A research team from the University of the Balearic Islands has identified two species of insects as the main vectors of Xylella fastidiosa on the Mediterranean archipelago.
The researchers from the university’s applied zoology and conservation research group found Philaenus spumarius and Neophilaenus campestris to be the two main carriers of the deadly olive tree pathogen.
The study is the largest of its kind in Europe and took place over three and a half years on the islands of Mallorca, Menorca, Ibiza and Formentera.See Also:New Olive Trees Are Being Planted in Xylella-Ravaged Puglia
The presence of Xylella fastidiosa was first detected on the archipelago in 2016, and now Formentera appears to be the only island unaffected.
Since the project started in 2017, 23 percent of vectors captured in the Balearic Islands were infected with Xylella fastidiosa. Of the two main vector species identified, Philaenus spumarius has the highest infection rate at 23.8 percent, while that of Neophilaenus campestris is 21.3 percent.
In Mallorca, the prevalence of infected vectors was 24 percent; in Menorca, it was 21.5 percent; and in Ibiza, 21 percent. Due to the economic devastation caused by the bacterium in recent years, the team focused primarily on three main crops: olive trees, almond trees and grapevines.
Three organic farms of each crop were selected in Mallorca for annual monitoring. The islands of Menorca, Ibiza and Formentera were sampled twice a year, in summer and autumn. Insects were collected biweekly from each plot in Mallorca using a sweep net for adults and a wood frame for nymphs.
On the other islands, only adults were collected since nymphs were not present at the time of the sampling. Overall, insects captured in almond groves showed the highest Xylella infection rate, at 25.7 percent, followed by 22.8 percent in olive groves and 21 percent in vineyards.See Also:New Projects in Puglia Emphasize Early Detection Against Xylella
Although no infected specimens of the vector species were discovered on Formentera, both Philaenus spumarius and Neophilaenus campestris were present on the island, raising the question of why the disease has yet to spread there.
The team also observed the biological cycle of the vectors. They found that the nymphs of both species, which are non-infective, are found in ground cover at the beginning of March, where their characteristic protective foam can be observed. They then go through five nymphal stages until the first adults are observed at the end of April.
Once the ground cover has become too dry, these adults migrate to nearby trees and vines. At this stage, infection occurs when they feed on plants in which Xylella fastidiosa is already present. From this point on, the insect remains infective for the duration of its life as the bacterium reproduces inside its mouthparts.
At the end of September, the adults were observed to return to the ground cover, where they laid their eggs to hatch the following year, thus repeating the cycle.
In addition to this field research, a year-long “microcosm” trial was conducted at the university’s experimental plot in Palma, Mallorca. This consisted of observing the behaviors and lifecycles of the vector insects within 50 cages containing rosemary, mint, lavender, basil or mastic, and grass.

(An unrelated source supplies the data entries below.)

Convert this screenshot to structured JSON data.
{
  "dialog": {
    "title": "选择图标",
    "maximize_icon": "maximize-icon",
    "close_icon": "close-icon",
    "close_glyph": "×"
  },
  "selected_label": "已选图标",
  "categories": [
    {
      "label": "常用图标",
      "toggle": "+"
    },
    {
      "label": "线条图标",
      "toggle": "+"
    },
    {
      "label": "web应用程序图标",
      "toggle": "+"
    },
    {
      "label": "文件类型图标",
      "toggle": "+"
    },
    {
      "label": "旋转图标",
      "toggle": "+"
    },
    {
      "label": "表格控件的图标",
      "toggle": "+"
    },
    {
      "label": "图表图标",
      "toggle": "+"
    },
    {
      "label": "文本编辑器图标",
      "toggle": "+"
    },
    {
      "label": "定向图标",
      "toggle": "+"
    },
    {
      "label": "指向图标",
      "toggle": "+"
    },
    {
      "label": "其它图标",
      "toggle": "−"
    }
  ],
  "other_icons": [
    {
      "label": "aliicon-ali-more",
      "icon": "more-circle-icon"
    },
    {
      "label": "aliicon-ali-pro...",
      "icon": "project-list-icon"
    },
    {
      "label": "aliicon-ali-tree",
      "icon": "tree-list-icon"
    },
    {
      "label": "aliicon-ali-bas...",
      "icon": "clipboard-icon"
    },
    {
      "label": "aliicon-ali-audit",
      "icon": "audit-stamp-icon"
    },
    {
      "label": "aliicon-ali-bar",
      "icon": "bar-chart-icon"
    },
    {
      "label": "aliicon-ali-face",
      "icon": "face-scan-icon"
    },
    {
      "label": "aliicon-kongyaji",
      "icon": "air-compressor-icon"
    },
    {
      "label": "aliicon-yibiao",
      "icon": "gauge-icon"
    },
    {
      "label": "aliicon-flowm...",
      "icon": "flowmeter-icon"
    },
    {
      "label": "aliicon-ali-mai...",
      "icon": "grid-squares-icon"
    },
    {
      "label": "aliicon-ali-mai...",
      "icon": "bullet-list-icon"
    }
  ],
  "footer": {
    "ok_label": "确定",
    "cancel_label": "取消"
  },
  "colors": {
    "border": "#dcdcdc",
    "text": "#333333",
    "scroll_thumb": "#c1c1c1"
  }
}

As there is still no treatment or cure for Xylella fastidiosa, the researchers believe that understanding the behavior and role of each vector species is essential to developing effective control and prevention measures.